▶ Problem statement
Which lines in the listing below contain the word "hours"? Copy each one.

▶ Working data
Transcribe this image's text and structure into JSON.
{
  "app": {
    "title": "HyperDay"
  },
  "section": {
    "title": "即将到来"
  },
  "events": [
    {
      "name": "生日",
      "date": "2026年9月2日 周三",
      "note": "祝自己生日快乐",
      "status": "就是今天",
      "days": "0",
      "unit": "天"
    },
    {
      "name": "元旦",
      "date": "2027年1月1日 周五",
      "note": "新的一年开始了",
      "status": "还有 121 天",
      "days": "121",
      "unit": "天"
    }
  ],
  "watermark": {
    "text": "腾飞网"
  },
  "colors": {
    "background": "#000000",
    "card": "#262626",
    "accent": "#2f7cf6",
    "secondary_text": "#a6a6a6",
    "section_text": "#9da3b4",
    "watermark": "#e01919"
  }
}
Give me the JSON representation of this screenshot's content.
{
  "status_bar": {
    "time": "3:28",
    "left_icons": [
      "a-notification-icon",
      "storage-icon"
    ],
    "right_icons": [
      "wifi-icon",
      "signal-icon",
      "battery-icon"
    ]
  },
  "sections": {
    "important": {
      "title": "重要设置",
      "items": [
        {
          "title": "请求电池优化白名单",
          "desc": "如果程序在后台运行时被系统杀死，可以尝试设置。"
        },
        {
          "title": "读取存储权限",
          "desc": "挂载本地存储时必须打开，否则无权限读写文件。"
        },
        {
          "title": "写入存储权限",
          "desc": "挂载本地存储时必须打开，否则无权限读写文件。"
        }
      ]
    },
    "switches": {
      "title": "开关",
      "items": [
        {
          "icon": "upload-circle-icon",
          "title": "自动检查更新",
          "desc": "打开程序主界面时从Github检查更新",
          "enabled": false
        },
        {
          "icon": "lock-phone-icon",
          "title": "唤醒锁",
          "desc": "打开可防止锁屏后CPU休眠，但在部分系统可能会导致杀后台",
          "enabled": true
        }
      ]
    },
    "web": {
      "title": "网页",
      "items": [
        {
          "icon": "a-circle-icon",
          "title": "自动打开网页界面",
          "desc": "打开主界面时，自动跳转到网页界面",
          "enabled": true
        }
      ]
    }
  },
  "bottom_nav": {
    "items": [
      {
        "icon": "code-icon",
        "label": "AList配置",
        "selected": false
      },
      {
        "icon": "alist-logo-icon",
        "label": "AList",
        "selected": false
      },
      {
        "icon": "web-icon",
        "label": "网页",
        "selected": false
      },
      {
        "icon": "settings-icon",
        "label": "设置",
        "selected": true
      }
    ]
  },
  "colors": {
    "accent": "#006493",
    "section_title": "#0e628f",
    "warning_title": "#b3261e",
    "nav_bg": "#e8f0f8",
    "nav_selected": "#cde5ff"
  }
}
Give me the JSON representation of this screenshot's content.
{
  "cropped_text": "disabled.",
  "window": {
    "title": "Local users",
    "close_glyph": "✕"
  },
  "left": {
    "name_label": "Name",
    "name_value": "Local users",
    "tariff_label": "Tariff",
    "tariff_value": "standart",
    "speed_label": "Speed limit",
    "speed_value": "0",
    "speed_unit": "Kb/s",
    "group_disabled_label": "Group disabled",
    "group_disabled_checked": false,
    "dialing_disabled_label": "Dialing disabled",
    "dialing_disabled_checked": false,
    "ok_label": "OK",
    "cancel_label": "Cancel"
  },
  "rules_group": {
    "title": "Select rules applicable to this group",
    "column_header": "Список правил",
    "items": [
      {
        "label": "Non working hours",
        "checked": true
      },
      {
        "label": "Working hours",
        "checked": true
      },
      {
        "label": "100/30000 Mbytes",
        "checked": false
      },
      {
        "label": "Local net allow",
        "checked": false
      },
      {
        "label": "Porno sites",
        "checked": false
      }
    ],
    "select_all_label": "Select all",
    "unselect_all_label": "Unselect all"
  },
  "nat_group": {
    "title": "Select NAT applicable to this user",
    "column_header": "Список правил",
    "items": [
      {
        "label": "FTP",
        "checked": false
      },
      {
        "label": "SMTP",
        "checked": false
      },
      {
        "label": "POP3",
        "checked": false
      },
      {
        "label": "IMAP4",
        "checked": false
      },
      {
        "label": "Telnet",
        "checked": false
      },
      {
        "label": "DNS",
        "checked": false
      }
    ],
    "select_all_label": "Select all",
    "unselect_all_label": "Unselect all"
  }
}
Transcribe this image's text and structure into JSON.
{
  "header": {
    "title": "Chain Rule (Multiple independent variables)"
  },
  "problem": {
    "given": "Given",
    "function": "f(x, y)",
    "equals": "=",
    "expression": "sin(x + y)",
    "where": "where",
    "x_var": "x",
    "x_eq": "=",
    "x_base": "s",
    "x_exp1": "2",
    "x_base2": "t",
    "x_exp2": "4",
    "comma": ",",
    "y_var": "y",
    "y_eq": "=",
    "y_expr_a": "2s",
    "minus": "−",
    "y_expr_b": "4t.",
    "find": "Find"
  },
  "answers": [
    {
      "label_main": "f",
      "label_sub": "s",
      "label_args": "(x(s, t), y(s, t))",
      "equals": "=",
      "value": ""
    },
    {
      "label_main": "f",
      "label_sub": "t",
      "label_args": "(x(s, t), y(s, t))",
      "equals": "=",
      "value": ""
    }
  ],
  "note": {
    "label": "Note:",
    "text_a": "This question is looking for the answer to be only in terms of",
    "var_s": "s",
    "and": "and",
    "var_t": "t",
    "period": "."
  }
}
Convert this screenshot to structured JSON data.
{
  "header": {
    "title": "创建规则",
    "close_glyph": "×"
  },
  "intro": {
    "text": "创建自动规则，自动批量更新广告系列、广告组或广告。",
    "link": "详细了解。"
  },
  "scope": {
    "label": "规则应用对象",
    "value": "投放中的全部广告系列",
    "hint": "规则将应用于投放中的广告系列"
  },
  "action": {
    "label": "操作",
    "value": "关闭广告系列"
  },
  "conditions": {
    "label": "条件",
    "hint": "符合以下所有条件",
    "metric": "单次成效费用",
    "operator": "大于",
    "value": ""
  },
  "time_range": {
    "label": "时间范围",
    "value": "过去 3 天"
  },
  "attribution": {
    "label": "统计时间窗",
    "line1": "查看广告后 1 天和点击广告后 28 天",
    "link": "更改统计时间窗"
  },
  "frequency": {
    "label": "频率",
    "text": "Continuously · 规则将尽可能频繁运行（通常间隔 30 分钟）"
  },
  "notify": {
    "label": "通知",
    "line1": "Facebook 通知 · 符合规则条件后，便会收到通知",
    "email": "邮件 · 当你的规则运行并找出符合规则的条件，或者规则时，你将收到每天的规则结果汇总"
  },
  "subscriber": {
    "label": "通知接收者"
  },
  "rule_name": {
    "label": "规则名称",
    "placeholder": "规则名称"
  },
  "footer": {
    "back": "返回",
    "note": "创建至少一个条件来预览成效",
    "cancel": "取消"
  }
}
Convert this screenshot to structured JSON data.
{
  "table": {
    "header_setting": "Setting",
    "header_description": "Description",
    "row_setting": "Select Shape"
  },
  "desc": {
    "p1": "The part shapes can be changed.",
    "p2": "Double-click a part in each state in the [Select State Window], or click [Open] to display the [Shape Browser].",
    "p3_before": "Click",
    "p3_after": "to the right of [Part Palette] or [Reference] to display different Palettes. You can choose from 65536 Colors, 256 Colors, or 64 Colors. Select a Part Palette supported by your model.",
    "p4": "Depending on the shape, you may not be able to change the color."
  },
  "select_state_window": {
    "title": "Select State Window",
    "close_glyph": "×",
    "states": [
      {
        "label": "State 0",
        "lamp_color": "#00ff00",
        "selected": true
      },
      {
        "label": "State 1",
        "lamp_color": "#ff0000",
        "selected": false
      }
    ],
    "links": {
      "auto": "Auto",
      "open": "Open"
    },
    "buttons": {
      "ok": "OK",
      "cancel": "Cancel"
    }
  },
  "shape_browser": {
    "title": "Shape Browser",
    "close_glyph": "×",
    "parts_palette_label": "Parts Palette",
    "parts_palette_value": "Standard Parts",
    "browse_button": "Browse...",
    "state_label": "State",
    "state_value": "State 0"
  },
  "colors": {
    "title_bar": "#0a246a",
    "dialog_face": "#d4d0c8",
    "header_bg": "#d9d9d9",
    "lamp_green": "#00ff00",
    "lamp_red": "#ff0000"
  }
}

▶ Output of the task
        "label": "Non working hours",
        "label": "Working hours",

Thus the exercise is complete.